Lincoln brings Arkansas flavor to Senate committee
By JERRY HAGSTROM
For the Capital Press
WASHINGTON, D.C. -- When Sen. Blanche Lincoln, D-Ark., became chairman of the Senate Agriculture Committee this fall, a reporter asked if she expected the chairmanship to help her 2010 re-election campaign.
"I certainly hope so," she said. A prominent political analyst said that the value of the chairmanship to Lincoln's re-election chances would depend on whether she can convince Arkansas her new power is of benefit to the state.
Most analysts have said Lincoln potentially faces a tough race, although she does not yet have a clear Republican competitor.
Early indications are that Lincoln is doing everything in her power to maximize the chairmanship for Arkansas.

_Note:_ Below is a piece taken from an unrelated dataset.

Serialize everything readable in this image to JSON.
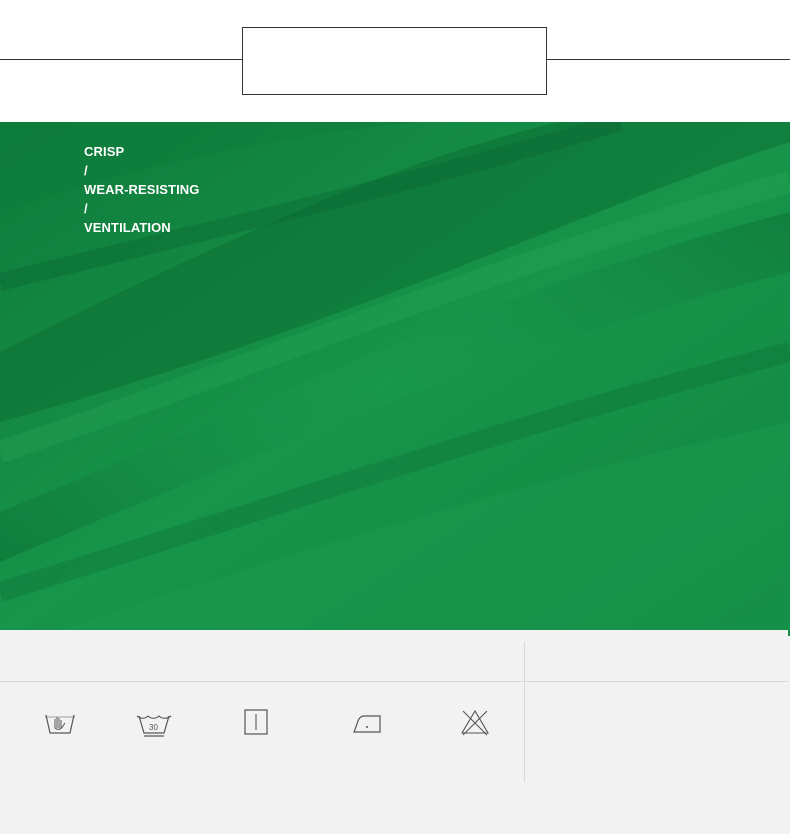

Exactly what Lincoln may do with her newfound power is unclear. The only farm-related legislation she has introduced so far is a disaster program to help farmers with recent flooding in the state.
She has said she wants to help assure a future for the U.S. cotton industry, which has declined in acreage in the face of low world prices and constant international attacks on its subsidy programs.
On Nov. 23, Lincoln held the committee's first field hearing since she assumed the chairmanship. It was in Little Rock, the Arkansas state capital, in the Great Hall of the William J. Clinton Presidential Library.
Three panels provided an opportunity for 13 Arkansas agriculture and rural leaders to testify on "Revitalizing Rural America."
Lincoln has also taken other actions to make the Agriculture Committee more Arkansas-oriented. Lincoln has named Robert Holifield, a native Arkansan who was chief of staff at the Commodity Futures Trading Commission, as committee staff director. She has also hired other new committee staffers and diminished the roles of staffers hired by former Senate Agriculture Committee Chairman Tom Harkin, D-Iowa.
At a Nov. 17 Agriculture committee hearing on the reauthorization of child nutrition programs, all the witnesses except Agriculture Secretary Tom Vilsack came from Arkansas. The witnesses demonstrated the breadth of Arkansas nutrition interests by including anti-hunger advocates and the director of compliance for Walmart, an Arkansas-based company.
On Nov. 18 Lincoln's campaign announced that she had formed a "Lincoln Ag Team, a group of Arkansas voters who support the senator's commitment to rural development, southern agriculture and farm families.
The team includes a former Arkansas Farm Bureau president, a former National Cotton Council chairman, rice, fish and produce farmers and Archie Schaffer, executive vice president for corporate affairs at Tyson's Foods.
"Sen. Lincoln has been advocate for Arkansas agriculture her entire career. I am proud to support an Arkansan who has worked tirelessly to protect our state's poultry industry and to promote Arkansas agriculture to the world," Schaffer said in a news release.
Most states have lost so much rural population that the electoral value of the Agriculture chairmanship is limited. But in Arkansas more people live in rural areas than in most states.